Quilts made by and for women who traveled the Oregon Trail between 1840 and 1870 are known as Oregon Trail quilts. They were often made over an extended period of time or a sweep of distance and can be considered quilts of migration. Unlike quilts made for warmth and protection, some Oregon Trail quilts were meant to be kept as heirlooms, as visual records of human experiences. They are the traditional quilts that were made or given to acknowledge the passages in people’s lives and major events such as birth, educational accomplishment, marriage, community involvement, and death.
Oregon Trail quilts were made before, during, and after the journey, and some were made by women who waited while their men went west. Those women who later traveled by ship or railroad to join their husbands in Oregon often carried their stitched records with them. For those who did not make the journey, the quilts remained as symbols of changed plans or failed dreams. Family members stitched quilts to send west with departing sons and daughters, often with stitched and/or inked inscriptions of events, places, and people.

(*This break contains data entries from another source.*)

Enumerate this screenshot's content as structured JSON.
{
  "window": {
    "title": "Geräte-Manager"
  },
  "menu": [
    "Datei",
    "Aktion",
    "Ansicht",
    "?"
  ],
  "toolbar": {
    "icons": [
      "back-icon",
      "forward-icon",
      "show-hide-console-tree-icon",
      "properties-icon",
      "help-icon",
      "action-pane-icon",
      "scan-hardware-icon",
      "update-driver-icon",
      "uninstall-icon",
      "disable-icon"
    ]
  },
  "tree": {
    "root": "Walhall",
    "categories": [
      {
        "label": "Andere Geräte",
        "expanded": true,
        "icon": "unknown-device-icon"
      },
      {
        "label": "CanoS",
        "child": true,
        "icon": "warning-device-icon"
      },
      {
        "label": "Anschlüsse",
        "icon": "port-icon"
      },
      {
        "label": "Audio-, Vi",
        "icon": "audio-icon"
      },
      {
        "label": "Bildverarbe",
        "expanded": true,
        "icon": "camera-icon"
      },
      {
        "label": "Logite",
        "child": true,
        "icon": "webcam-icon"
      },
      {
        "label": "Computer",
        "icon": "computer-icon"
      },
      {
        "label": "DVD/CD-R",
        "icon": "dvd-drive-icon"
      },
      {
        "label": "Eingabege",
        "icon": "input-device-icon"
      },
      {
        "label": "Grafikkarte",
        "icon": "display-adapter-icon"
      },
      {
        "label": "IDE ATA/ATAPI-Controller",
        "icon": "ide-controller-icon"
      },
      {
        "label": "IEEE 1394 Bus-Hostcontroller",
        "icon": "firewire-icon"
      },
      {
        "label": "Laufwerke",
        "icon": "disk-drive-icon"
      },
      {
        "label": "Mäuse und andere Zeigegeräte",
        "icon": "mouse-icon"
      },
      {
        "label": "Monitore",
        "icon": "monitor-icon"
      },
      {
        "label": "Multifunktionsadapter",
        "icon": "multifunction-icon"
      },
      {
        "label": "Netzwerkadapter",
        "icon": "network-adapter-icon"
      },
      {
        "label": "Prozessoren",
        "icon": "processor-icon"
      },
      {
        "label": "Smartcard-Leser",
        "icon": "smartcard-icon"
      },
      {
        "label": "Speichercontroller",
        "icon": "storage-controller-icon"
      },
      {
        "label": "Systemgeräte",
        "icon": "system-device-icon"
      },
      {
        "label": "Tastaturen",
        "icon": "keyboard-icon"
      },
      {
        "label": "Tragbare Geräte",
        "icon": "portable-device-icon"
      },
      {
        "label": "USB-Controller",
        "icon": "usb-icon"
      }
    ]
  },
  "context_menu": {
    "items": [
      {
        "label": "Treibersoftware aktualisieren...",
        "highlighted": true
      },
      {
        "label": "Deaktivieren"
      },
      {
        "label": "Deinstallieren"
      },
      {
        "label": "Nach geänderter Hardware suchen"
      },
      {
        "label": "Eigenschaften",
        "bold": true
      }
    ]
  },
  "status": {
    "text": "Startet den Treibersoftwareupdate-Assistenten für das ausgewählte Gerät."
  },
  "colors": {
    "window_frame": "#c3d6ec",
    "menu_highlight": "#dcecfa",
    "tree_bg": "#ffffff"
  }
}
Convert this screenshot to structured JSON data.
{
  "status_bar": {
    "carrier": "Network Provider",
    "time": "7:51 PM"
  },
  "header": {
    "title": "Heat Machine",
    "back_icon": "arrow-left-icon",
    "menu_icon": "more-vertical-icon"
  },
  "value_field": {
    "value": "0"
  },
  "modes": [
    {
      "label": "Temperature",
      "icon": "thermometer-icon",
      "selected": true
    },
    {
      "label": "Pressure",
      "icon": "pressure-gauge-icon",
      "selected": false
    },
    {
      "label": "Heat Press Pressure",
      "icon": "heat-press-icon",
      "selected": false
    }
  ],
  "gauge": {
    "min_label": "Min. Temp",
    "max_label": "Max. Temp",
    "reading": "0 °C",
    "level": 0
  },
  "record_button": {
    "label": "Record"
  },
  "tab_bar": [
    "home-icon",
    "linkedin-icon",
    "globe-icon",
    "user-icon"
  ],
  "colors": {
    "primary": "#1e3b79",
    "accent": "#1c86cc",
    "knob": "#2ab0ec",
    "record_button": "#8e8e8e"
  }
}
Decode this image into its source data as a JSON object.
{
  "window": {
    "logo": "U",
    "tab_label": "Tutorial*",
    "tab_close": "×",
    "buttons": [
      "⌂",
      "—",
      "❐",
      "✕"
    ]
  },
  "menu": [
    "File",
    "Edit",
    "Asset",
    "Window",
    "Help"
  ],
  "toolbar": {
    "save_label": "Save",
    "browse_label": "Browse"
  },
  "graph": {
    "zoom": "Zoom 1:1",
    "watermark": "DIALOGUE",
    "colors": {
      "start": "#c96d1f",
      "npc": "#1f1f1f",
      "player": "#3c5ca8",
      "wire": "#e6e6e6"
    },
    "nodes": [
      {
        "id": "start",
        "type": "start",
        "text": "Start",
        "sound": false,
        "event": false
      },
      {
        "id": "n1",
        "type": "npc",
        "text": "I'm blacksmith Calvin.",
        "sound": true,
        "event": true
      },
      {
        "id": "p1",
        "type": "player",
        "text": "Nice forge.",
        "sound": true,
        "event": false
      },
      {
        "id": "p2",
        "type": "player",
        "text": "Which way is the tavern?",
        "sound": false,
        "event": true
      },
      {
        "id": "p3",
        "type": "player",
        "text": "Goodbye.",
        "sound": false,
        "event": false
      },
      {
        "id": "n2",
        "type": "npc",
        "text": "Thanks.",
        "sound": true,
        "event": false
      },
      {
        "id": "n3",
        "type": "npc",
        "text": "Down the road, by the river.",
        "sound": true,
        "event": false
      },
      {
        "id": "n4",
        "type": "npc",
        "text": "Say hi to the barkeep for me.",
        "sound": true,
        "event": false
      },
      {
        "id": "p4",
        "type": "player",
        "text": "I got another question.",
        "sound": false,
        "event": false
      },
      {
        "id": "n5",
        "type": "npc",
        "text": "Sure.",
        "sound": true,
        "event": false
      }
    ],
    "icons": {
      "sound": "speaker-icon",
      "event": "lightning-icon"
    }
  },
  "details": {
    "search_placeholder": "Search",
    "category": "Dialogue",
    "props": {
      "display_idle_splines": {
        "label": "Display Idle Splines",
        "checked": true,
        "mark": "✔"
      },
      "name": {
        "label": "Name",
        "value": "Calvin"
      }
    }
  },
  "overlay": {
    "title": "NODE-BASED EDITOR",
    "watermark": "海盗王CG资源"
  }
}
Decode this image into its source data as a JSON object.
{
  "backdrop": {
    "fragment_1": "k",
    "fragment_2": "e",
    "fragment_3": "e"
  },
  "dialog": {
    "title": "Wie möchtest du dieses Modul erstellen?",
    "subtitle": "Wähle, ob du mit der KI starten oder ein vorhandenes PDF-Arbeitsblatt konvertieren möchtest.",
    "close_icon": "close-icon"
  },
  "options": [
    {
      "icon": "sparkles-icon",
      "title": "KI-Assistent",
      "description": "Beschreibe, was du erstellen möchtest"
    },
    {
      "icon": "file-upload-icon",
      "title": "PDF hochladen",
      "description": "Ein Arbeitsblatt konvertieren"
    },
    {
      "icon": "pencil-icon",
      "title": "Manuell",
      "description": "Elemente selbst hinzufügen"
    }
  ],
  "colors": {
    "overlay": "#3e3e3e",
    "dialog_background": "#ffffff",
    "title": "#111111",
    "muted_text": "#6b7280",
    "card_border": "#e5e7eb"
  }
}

Quilt-making was an important part of the preparation for moving west, as women focused on the need for bedding and to make sure they had something to keep them emotionally connected to their past. As they journeyed west, women pieced quilts during the evening hours and layovers. They referred to quilts in their diaries and letters and made quilts to remember the families and friends who had stayed behind.
Oregon Trail quilts reflected the influence of the West, the direct exposure to outdoor living, the elements of weather, and the impressions the women had of western landscape. Other themes were the reliance on equipment and divine guidance to see them safely through their journeys.
After their families were firmly established in the West or later in their lives, many women returned to quilt-making, connecting them to an activity that had played an important part in their lives. Today, many of these quilts are documented in public collections such as the Oregon Quilt Project at the Willamette Heritage Center.
Quilt #3, Crazy
Crazy quilt made long after Oregon Trail experience.
Courtesy Lane County Museum of History, #1833
Hedges, Elaine "The 19th-Century Diarist and Her Quilts," in Thomas L. Frye, American Quilts: A Handmade Legacy. The Oakland Museum, 1980.
Mary Bywater Cross, Quilts of the Oregon Trail, Schiffer Books, 2007
Mary Bywater Cross, Treasures in the Trunk:Quilts of the Oregon Trail, Rutledge Hill Press, 1993.
Oregon Quilt Project. http://www.oregonquiltproject.org/
Related Historical Records
This entry was last updated on Sept. 19, 2019